BEGIN

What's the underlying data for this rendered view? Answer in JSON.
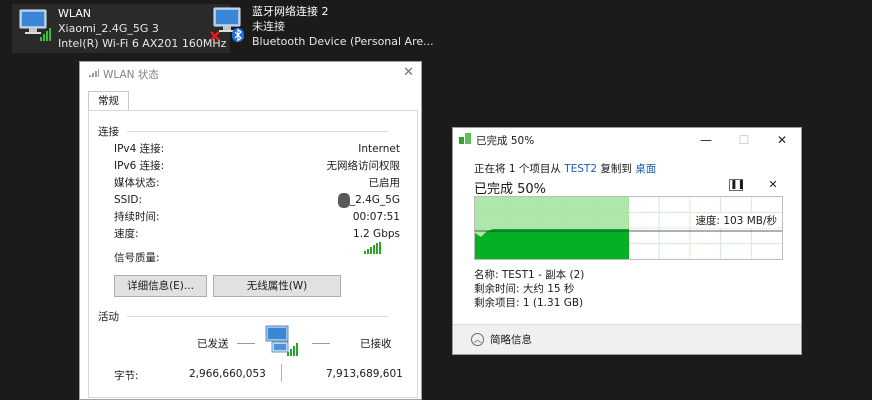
{
  "adapters": [
    {
      "name": "WLAN",
      "network": "Xiaomi_2.4G_5G 3",
      "device": "Intel(R) Wi-Fi 6 AX201 160MHz",
      "icon": "wifi-adapter-icon"
    },
    {
      "name": "蓝牙网络连接 2",
      "network": "未连接",
      "device": "Bluetooth Device (Personal Are...",
      "icon": "bluetooth-adapter-icon"
    }
  ],
  "wlan_dialog": {
    "title": "WLAN 状态",
    "tab": "常规",
    "connection_header": "连接",
    "rows": [
      {
        "key": "IPv4 连接:",
        "value": "Internet"
      },
      {
        "key": "IPv6 连接:",
        "value": "无网络访问权限"
      },
      {
        "key": "媒体状态:",
        "value": "已启用"
      },
      {
        "key": "SSID:",
        "value": "_2.4G_5G"
      },
      {
        "key": "持续时间:",
        "value": "00:07:51"
      },
      {
        "key": "速度:",
        "value": "1.2 Gbps"
      }
    ],
    "signal_label": "信号质量:",
    "details_button": "详细信息(E)...",
    "wireless_button": "无线属性(W)",
    "activity_header": "活动",
    "sent_label": "已发送",
    "received_label": "已接收",
    "bytes_label": "字节:",
    "bytes_sent": "2,966,660,053",
    "bytes_received": "7,913,689,601"
  },
  "copy_dialog": {
    "title": "已完成 50%",
    "progress_fraction": 0.5,
    "line_prefix": "正在将 1 个项目从",
    "source": "TEST2",
    "line_mid": "复制到",
    "dest": "桌面",
    "status": "已完成 50%",
    "speed": "速度: 103 MB/秒",
    "name": "名称: TEST1 - 副本 (2)",
    "time_left": "剩余时间: 大约 15 秒",
    "items_left": "剩余项目: 1 (1.31 GB)",
    "details_toggle": "简略信息",
    "colors": {
      "done_light": "#a6e3a1",
      "fill": "#06b025",
      "grid": "#d6ead6"
    }
  }
}
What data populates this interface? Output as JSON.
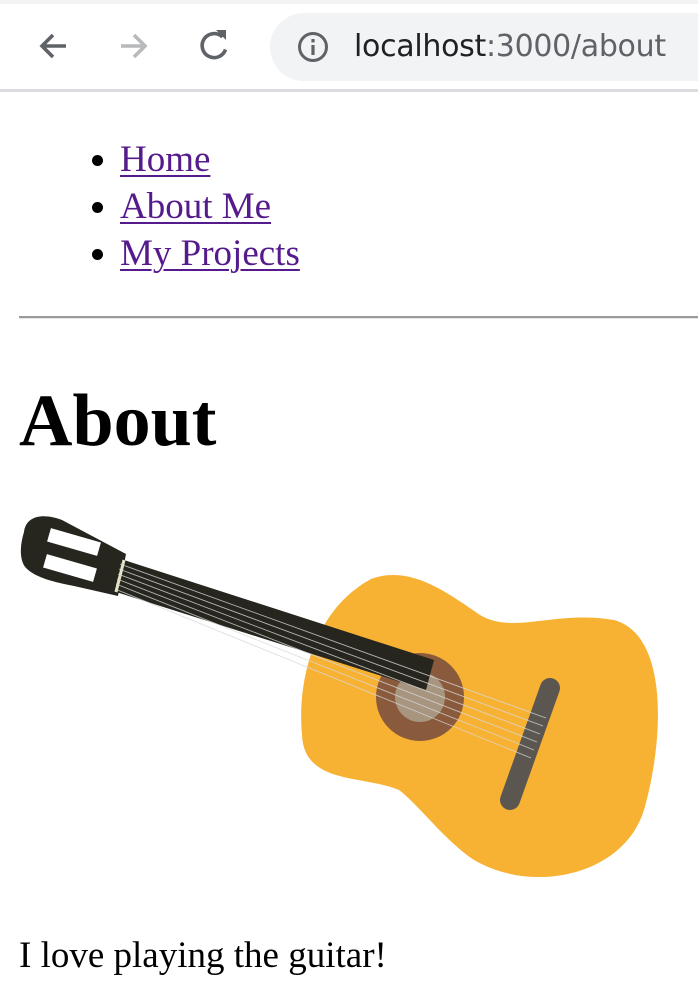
{
  "browser": {
    "url_host": "localhost",
    "url_path": ":3000/about",
    "icons": {
      "back": "arrow-left-icon",
      "forward": "arrow-right-icon",
      "reload": "reload-icon",
      "site_info": "info-icon"
    }
  },
  "nav": {
    "links": [
      {
        "label": "Home"
      },
      {
        "label": "About Me"
      },
      {
        "label": "My Projects"
      }
    ]
  },
  "page": {
    "title": "About",
    "text": "I love playing the guitar!",
    "image": "guitar-illustration"
  },
  "colors": {
    "link": "#551a8b",
    "guitar_body": "#f7b133",
    "guitar_neck": "#26261f",
    "sound_hole": "#8a5a3c"
  }
}
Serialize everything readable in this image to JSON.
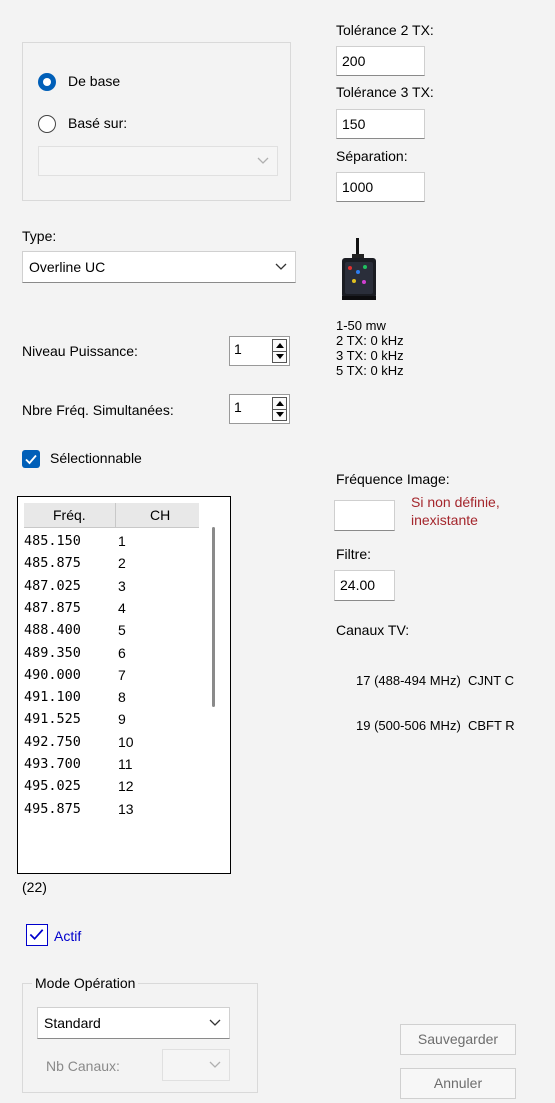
{
  "radio_group": {
    "option_base": "De base",
    "option_based_on": "Basé sur:",
    "based_on_select": ""
  },
  "type": {
    "label": "Type:",
    "value": "Overline UC"
  },
  "power_level": {
    "label": "Niveau Puissance:",
    "value": "1"
  },
  "simultaneous_freq": {
    "label": "Nbre Fréq. Simultanées:",
    "value": "1"
  },
  "selectable": {
    "label": "Sélectionnable",
    "checked": true
  },
  "freq_list": {
    "headers": [
      "Fréq.",
      "CH"
    ],
    "rows": [
      [
        "485.150",
        "1"
      ],
      [
        "485.875",
        "2"
      ],
      [
        "487.025",
        "3"
      ],
      [
        "487.875",
        "4"
      ],
      [
        "488.400",
        "5"
      ],
      [
        "489.350",
        "6"
      ],
      [
        "490.000",
        "7"
      ],
      [
        "491.100",
        "8"
      ],
      [
        "491.525",
        "9"
      ],
      [
        "492.750",
        "10"
      ],
      [
        "493.700",
        "11"
      ],
      [
        "495.025",
        "12"
      ],
      [
        "495.875",
        "13"
      ]
    ],
    "count": "(22)"
  },
  "active": {
    "label": "Actif",
    "checked": true
  },
  "mode": {
    "group_label": "Mode Opération",
    "value": "Standard",
    "nb_channels_label": "Nb Canaux:",
    "nb_channels_value": ""
  },
  "tolerance2": {
    "label": "Tolérance 2 TX:",
    "value": "200"
  },
  "tolerance3": {
    "label": "Tolérance 3 TX:",
    "value": "150"
  },
  "separation": {
    "label": "Séparation:",
    "value": "1000"
  },
  "device_info": {
    "power": "1-50 mw",
    "tx2": "2 TX: 0 kHz",
    "tx3": "3 TX: 0 kHz",
    "tx5": "5 TX: 0 kHz"
  },
  "image_freq": {
    "label": "Fréquence Image:",
    "value": "",
    "note_line1": "Si non définie,",
    "note_line2": "inexistante"
  },
  "filter": {
    "label": "Filtre:",
    "value": "24.00"
  },
  "tv_channels": {
    "label": "Canaux TV:",
    "lines": [
      "17 (488-494 MHz)  CJNT C",
      "19 (500-506 MHz)  CBFT R"
    ]
  },
  "buttons": {
    "save": "Sauvegarder",
    "cancel": "Annuler"
  },
  "colors": {
    "accent": "#005fb8",
    "note_red": "#a4262c",
    "active_blue": "#0000cc"
  }
}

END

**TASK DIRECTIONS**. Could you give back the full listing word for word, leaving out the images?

**TASK RESULT**.
What's the underlying data for this rendered view? Answer in JSON.
{
  "adapters": [
    {
      "name": "WLAN",
      "network": "Xiaomi_2.4G_5G 3",
      "device": "Intel(R) Wi-Fi 6 AX201 160MHz",
      "icon": "wifi-adapter-icon"
    },
    {
      "name": "蓝牙网络连接 2",
      "network": "未连接",
      "device": "Bluetooth Device (Personal Are...",
      "icon": "bluetooth-adapter-icon"
    }
  ],
  "wlan_dialog": {
    "title": "WLAN 状态",
    "tab": "常规",
    "connection_header": "连接",
    "rows": [
      {
        "key": "IPv4 连接:",
        "value": "Internet"
      },
      {
        "key": "IPv6 连接:",
        "value": "无网络访问权限"
      },
      {
        "key": "媒体状态:",
        "value": "已启用"
      },
      {
        "key": "SSID:",
        "value": "_2.4G_5G"
      },
      {
        "key": "持续时间:",
        "value": "00:07:51"
      },
      {
        "key": "速度:",
        "value": "1.2 Gbps"
      }
    ],
    "signal_label": "信号质量:",
    "details_button": "详细信息(E)...",
    "wireless_button": "无线属性(W)",
    "activity_header": "活动",
    "sent_label": "已发送",
    "received_label": "已接收",
    "bytes_label": "字节:",
    "bytes_sent": "2,966,660,053",
    "bytes_received": "7,913,689,601"
  },
  "copy_dialog": {
    "title": "已完成 50%",
    "progress_fraction": 0.5,
    "line_prefix": "正在将 1 个项目从",
    "source": "TEST2",
    "line_mid": "复制到",
    "dest": "桌面",
    "status": "已完成 50%",
    "speed": "速度: 103 MB/秒",
    "name": "名称: TEST1 - 副本 (2)",
    "time_left": "剩余时间: 大约 15 秒",
    "items_left": "剩余项目: 1 (1.31 GB)",
    "details_toggle": "简略信息",
    "colors": {
      "done_light": "#a6e3a1",
      "fill": "#06b025",
      "grid": "#d6ead6"
    }
  }
}
What data populates this interface? Output as JSON.
{
  "browser": {
    "url_host": "localhost",
    "url_path": ":3000/about",
    "icons": {
      "back": "arrow-left-icon",
      "forward": "arrow-right-icon",
      "reload": "reload-icon",
      "site_info": "info-icon"
    }
  },
  "nav": {
    "links": [
      {
        "label": "Home"
      },
      {
        "label": "About Me"
      },
      {
        "label": "My Projects"
      }
    ]
  },
  "page": {
    "title": "About",
    "text": "I love playing the guitar!",
    "image": "guitar-illustration"
  },
  "colors": {
    "link": "#551a8b",
    "guitar_body": "#f7b133",
    "guitar_neck": "#26261f",
    "sound_hole": "#8a5a3c"
  }
}
Serialize everything readable in this image to JSON.
{
  "radio_group": {
    "option_base": "De base",
    "option_based_on": "Basé sur:",
    "based_on_select": ""
  },
  "type": {
    "label": "Type:",
    "value": "Overline UC"
  },
  "power_level": {
    "label": "Niveau Puissance:",
    "value": "1"
  },
  "simultaneous_freq": {
    "label": "Nbre Fréq. Simultanées:",
    "value": "1"
  },
  "selectable": {
    "label": "Sélectionnable",
    "checked": true
  },
  "freq_list": {
    "headers": [
      "Fréq.",
      "CH"
    ],
    "rows": [
      [
        "485.150",
        "1"
      ],
      [
        "485.875",
        "2"
      ],
      [
        "487.025",
        "3"
      ],
      [
        "487.875",
        "4"
      ],
      [
        "488.400",
        "5"
      ],
      [
        "489.350",
        "6"
      ],
      [
        "490.000",
        "7"
      ],
      [
        "491.100",
        "8"
      ],
      [
        "491.525",
        "9"
      ],
      [
        "492.750",
        "10"
      ],
      [
        "493.700",
        "11"
      ],
      [
        "495.025",
        "12"
      ],
      [
        "495.875",
        "13"
      ]
    ],
    "count": "(22)"
  },
  "active": {
    "label": "Actif",
    "checked": true
  },
  "mode": {
    "group_label": "Mode Opération",
    "value": "Standard",
    "nb_channels_label": "Nb Canaux:",
    "nb_channels_value": ""
  },
  "tolerance2": {
    "label": "Tolérance 2 TX:",
    "value": "200"
  },
  "tolerance3": {
    "label": "Tolérance 3 TX:",
    "value": "150"
  },
  "separation": {
    "label": "Séparation:",
    "value": "1000"
  },
  "device_info": {
    "power": "1-50 mw",
    "tx2": "2 TX: 0 kHz",
    "tx3": "3 TX: 0 kHz",
    "tx5": "5 TX: 0 kHz"
  },
  "image_freq": {
    "label": "Fréquence Image:",
    "value": "",
    "note_line1": "Si non définie,",
    "note_line2": "inexistante"
  },
  "filter": {
    "label": "Filtre:",
    "value": "24.00"
  },
  "tv_channels": {
    "label": "Canaux TV:",
    "lines": [
      "17 (488-494 MHz)  CJNT C",
      "19 (500-506 MHz)  CBFT R"
    ]
  },
  "buttons": {
    "save": "Sauvegarder",
    "cancel": "Annuler"
  },
  "colors": {
    "accent": "#005fb8",
    "note_red": "#a4262c",
    "active_blue": "#0000cc"
  }
}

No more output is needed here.